▸ **Extracted information**:
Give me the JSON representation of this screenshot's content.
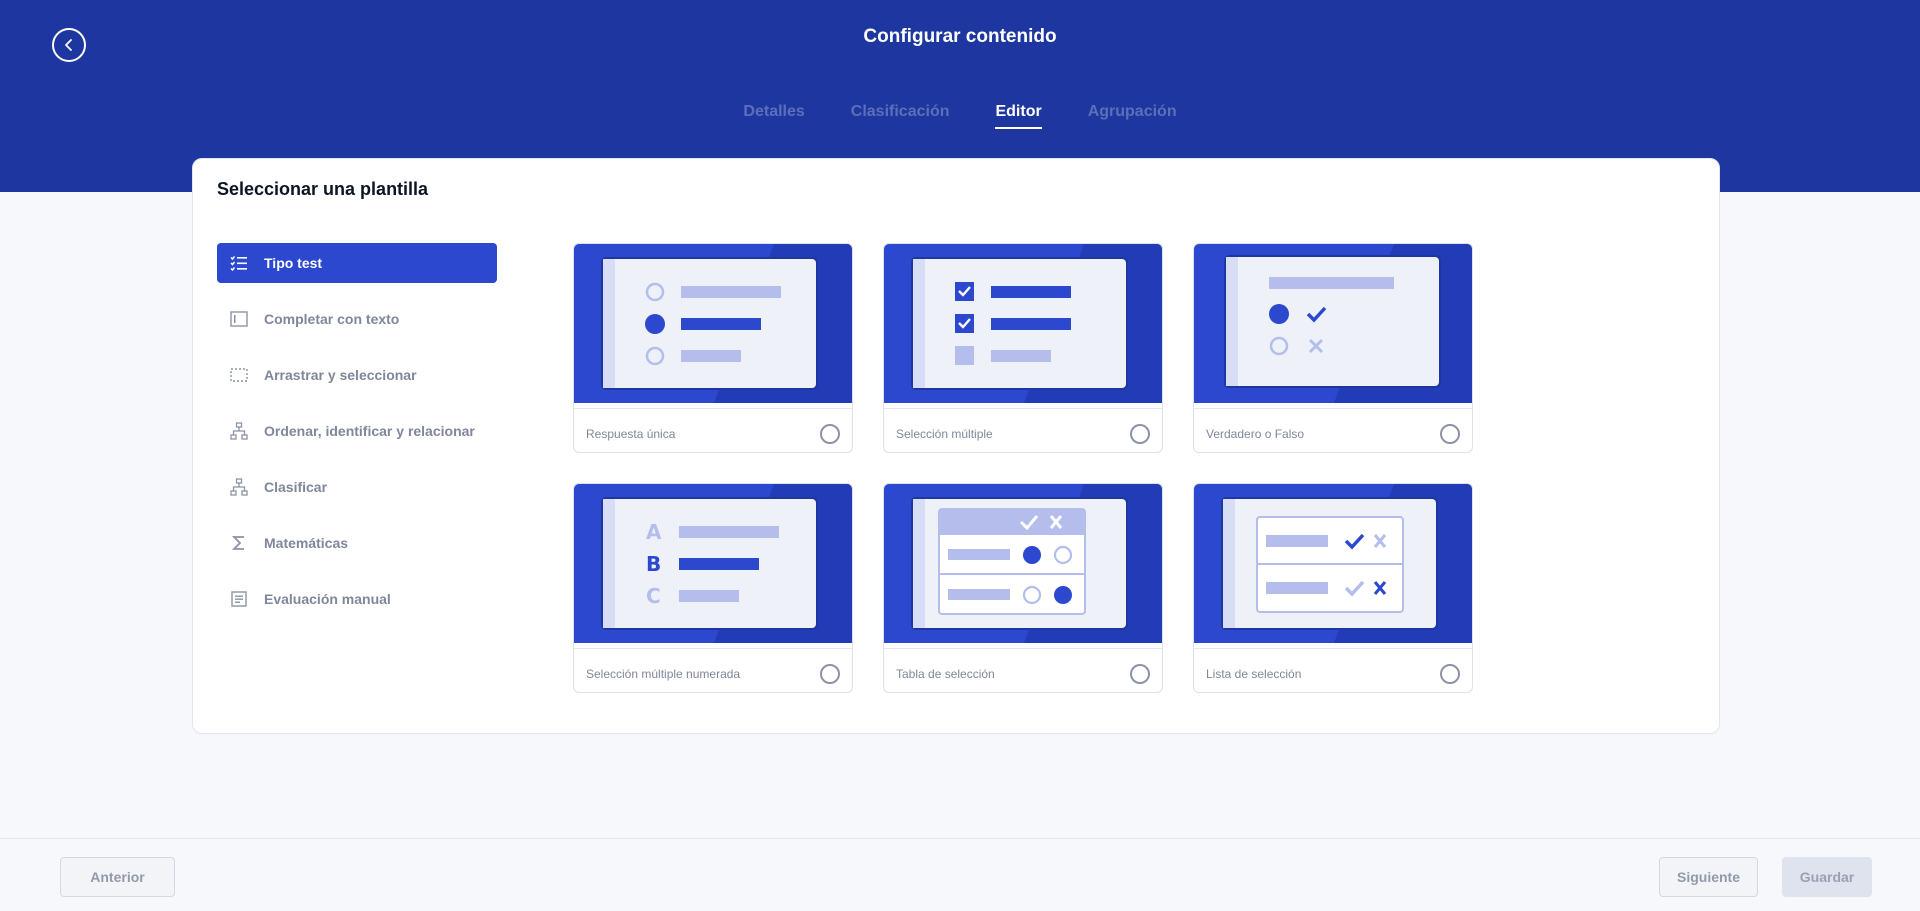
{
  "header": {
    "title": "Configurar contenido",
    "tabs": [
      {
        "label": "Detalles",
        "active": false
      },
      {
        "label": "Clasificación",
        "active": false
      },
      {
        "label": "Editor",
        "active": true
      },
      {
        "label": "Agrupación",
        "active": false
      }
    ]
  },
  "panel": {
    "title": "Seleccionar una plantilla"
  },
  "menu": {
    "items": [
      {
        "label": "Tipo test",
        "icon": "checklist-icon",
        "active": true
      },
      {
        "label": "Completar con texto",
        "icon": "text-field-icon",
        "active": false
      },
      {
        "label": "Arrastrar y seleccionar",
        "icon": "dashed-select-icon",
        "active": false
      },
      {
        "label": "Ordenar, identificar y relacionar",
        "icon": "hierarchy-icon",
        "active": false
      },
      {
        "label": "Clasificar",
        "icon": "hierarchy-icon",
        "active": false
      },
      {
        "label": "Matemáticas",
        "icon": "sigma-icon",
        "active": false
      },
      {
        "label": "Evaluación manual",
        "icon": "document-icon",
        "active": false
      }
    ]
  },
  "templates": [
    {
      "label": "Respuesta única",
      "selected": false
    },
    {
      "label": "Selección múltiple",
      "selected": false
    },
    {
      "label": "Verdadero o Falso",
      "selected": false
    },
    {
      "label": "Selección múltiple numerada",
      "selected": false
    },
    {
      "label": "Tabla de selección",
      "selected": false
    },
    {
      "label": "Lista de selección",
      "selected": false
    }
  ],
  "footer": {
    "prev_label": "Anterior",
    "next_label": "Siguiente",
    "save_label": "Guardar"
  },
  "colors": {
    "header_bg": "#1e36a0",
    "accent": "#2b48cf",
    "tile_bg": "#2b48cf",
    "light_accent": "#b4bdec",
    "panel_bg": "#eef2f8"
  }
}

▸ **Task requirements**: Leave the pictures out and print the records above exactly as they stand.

▸ **Problem solution**:
Give me the JSON representation of this screenshot's content.
{
  "header": {
    "title": "Configurar contenido",
    "tabs": [
      {
        "label": "Detalles",
        "active": false
      },
      {
        "label": "Clasificación",
        "active": false
      },
      {
        "label": "Editor",
        "active": true
      },
      {
        "label": "Agrupación",
        "active": false
      }
    ]
  },
  "panel": {
    "title": "Seleccionar una plantilla"
  },
  "menu": {
    "items": [
      {
        "label": "Tipo test",
        "icon": "checklist-icon",
        "active": true
      },
      {
        "label": "Completar con texto",
        "icon": "text-field-icon",
        "active": false
      },
      {
        "label": "Arrastrar y seleccionar",
        "icon": "dashed-select-icon",
        "active": false
      },
      {
        "label": "Ordenar, identificar y relacionar",
        "icon": "hierarchy-icon",
        "active": false
      },
      {
        "label": "Clasificar",
        "icon": "hierarchy-icon",
        "active": false
      },
      {
        "label": "Matemáticas",
        "icon": "sigma-icon",
        "active": false
      },
      {
        "label": "Evaluación manual",
        "icon": "document-icon",
        "active": false
      }
    ]
  },
  "templates": [
    {
      "label": "Respuesta única",
      "selected": false
    },
    {
      "label": "Selección múltiple",
      "selected": false
    },
    {
      "label": "Verdadero o Falso",
      "selected": false
    },
    {
      "label": "Selección múltiple numerada",
      "selected": false
    },
    {
      "label": "Tabla de selección",
      "selected": false
    },
    {
      "label": "Lista de selección",
      "selected": false
    }
  ],
  "footer": {
    "prev_label": "Anterior",
    "next_label": "Siguiente",
    "save_label": "Guardar"
  },
  "colors": {
    "header_bg": "#1e36a0",
    "accent": "#2b48cf",
    "tile_bg": "#2b48cf",
    "light_accent": "#b4bdec",
    "panel_bg": "#eef2f8"
  }
}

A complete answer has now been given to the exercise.